She worked her rear end off between the internship and the job at the park, but she loved every minute of time spent at either place. The State Park story collection grew. The cool things she got to do at the wildlife rehab were relayed to DH and I nearly every evening when she arrived home. The number and kinds of wild animals she got to care for, even though this particular rehab only accepts small animals (and a few fawns that go on to a different rehab center once they are past the bottle feeding stage) surprised me.
One particular animal brought in soon after she began her internship was a baby mink. Now, we've seen a few mink in our rural neighborhood at this little place here, but overall they are few and far between. We've never seen one closer than about 10 yards while sitting it a tree stand deer hunting, or about 5 yards while driving down the road in a car. We've never seen a baby mink. To be able to not just see this very young mink, but also to hold it and bottle feed it really was a high point of DD2's summer.
Mink have a reputation for being vicious, and they truly are. Except, apparently, in the instance of orphaned or injured young mink who wind up in wildlife rehab centers and occasionally bond with a particular human caretaker. Can you guess who this little mink decided was it's new mother?
If you said DD2, you're correct. As it grew, it rejected (and bit) all the other workers at the wildlife rehab. But when DD2 was on duty, not only could she feed it and clean it's cage (and then when it needed more space to run and play it's own little room) without getting bitten, it would try to engage her in play much like a puppy or kitten.
The summer went on, the mink developed into a healthy juvenile mink that learned to eat mice and fish for it's own supper (minnows in a wading pool), and DD2's internship drew to an end. Right about the time for her to be done, the mink was matured to the point of being ready for release back into the wild.

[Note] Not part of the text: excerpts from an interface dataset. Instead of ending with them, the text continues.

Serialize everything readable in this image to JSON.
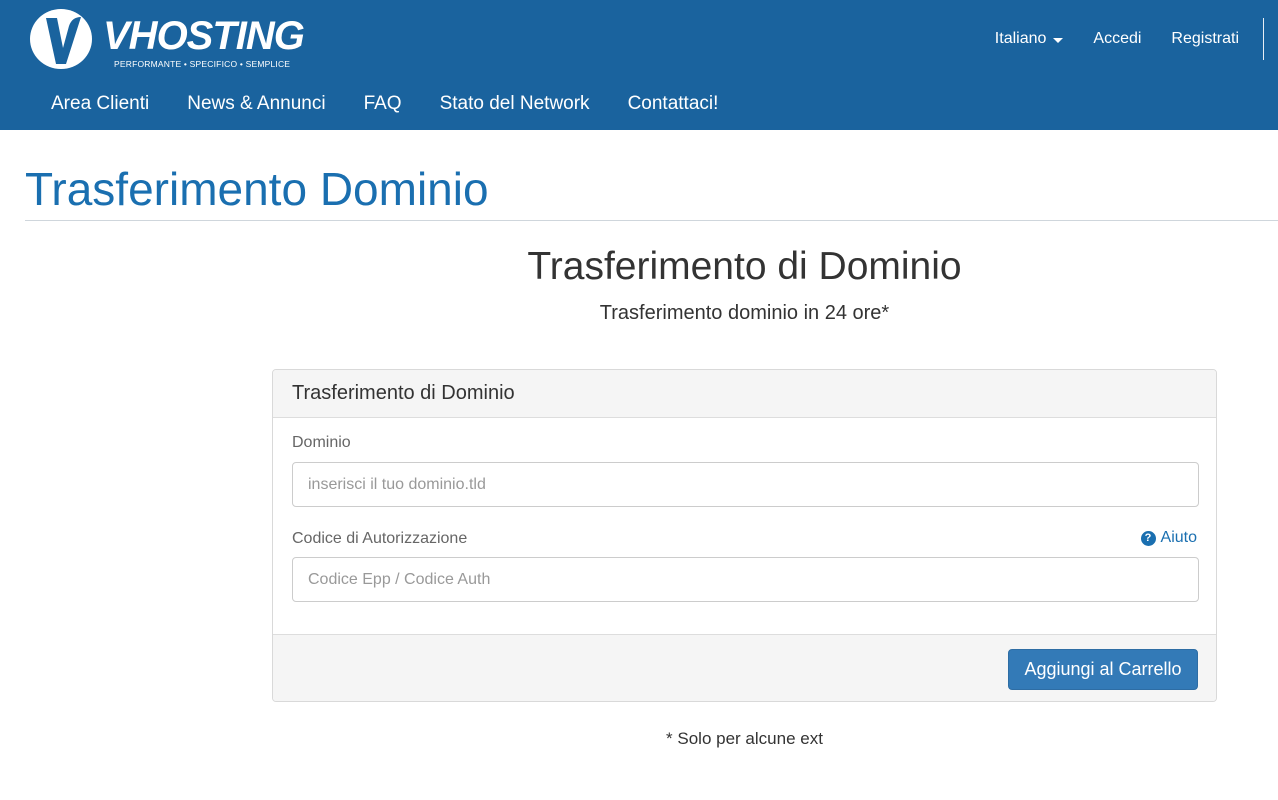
{
  "brand": {
    "name": "VHOSTING",
    "tagline": "PERFORMANTE • SPECIFICO • SEMPLICE",
    "color": "#1a639e"
  },
  "top_links": {
    "language": "Italiano",
    "login": "Accedi",
    "register": "Registrati"
  },
  "nav": {
    "items": [
      "Area Clienti",
      "News & Annunci",
      "FAQ",
      "Stato del Network",
      "Contattaci!"
    ]
  },
  "page": {
    "title": "Trasferimento Dominio",
    "heading": "Trasferimento di Dominio",
    "subheading": "Trasferimento dominio in 24 ore*"
  },
  "panel": {
    "title": "Trasferimento di Dominio",
    "domain_label": "Dominio",
    "domain_placeholder": "inserisci il tuo dominio.tld",
    "domain_value": "",
    "auth_label": "Codice di Autorizzazione",
    "auth_placeholder": "Codice Epp / Codice Auth",
    "auth_value": "",
    "help_label": "Aiuto",
    "help_icon": "question-circle-icon",
    "submit_label": "Aggiungi al Carrello",
    "accent_color": "#337ab7"
  },
  "footnote": "* Solo per alcune ext"
}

The wildlife director decided that DD2 should definitely be present for the big release day. So plans were made to release the mink on DD2's next to last day of her internship. Travel about an hour away to a good safe habitat for the mink would be required, but first all the other animals at the rehab would have to be fed and cared for. DD2 invited me to go along and help out with 'breakfast' for the animals that day so that hopefully things would go faster (also because she needed to be to work at the State Park that afternoon and would be driving separately from the wildlife director).

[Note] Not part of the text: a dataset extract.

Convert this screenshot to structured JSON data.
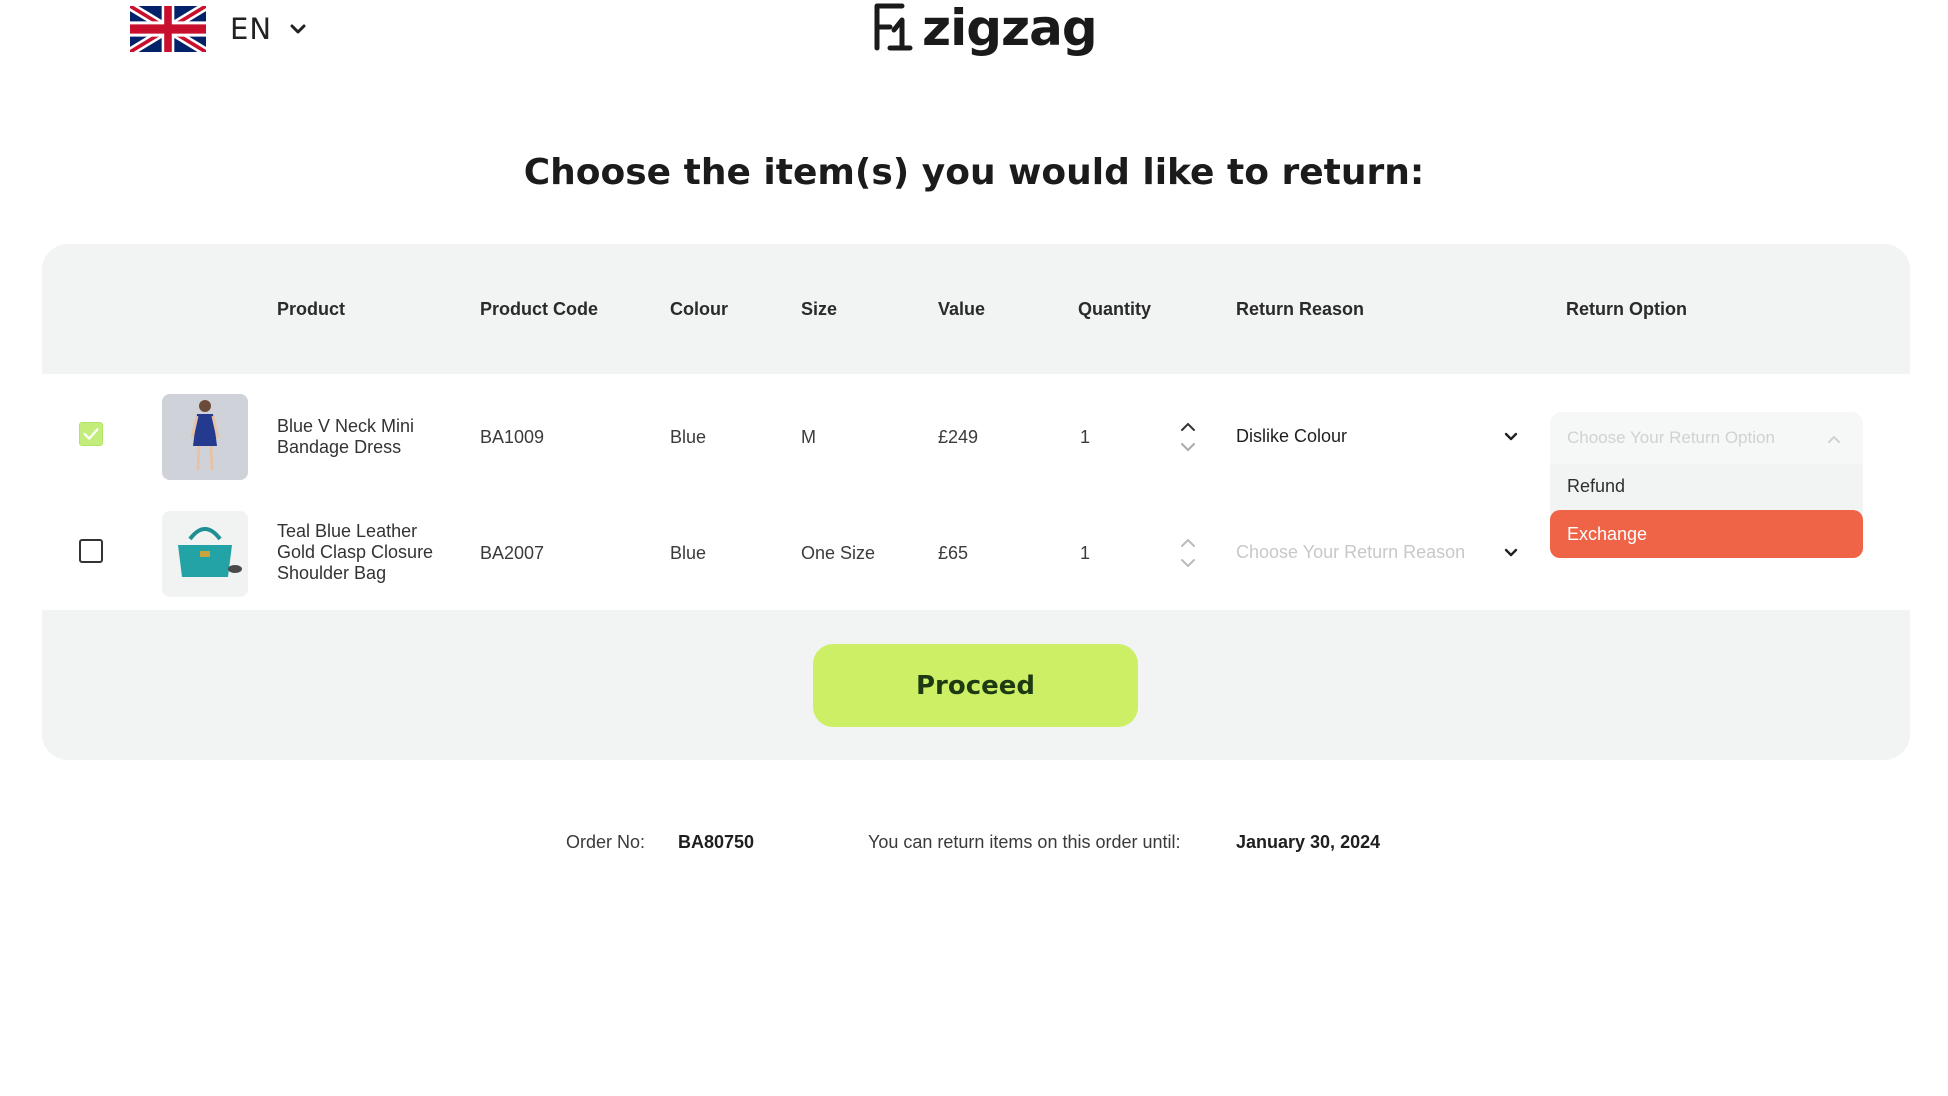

So, I got to cut up fruit for cedar waxwings, foxes, and baby skunks! I also got a tour of the wildlife rehab center while helping DD2 to deliver food to each type of bird and mammal there. I took lots of pictures and even got to pet squirrels, foxes, skunks, fawns, and that mink (who apparently doesn't bite people if DD2 is holding him at the time). It was very cool.
Would you pet these babies?
Hungry little skunks.
"I'm hungry too!"
Grey fox kit not waiting her turn.
"Got some food for me?"
"Just leave ours in the corner and go."
Juvenile red foxes did not want people in their space.
Mink looking for fish.
"Did somebody say breakfast?"
I think I'd like to live here, how about you?
Releasing the mink into the wild is something I will never forget (nor will DD2, I'm sure!). We stayed quite a while watching as he ventured out exploring and then returned to DD2 to check in and see if it was safe.
Not quite ready to let go.
What is this strange new place?
Found a big rock.
Still looking to DD2 for security.
Each time the mink went out a little further and further from DD2, until finally we slipped away while he was distracted cavorting in some weeds at the edge of the river that ran through his new home.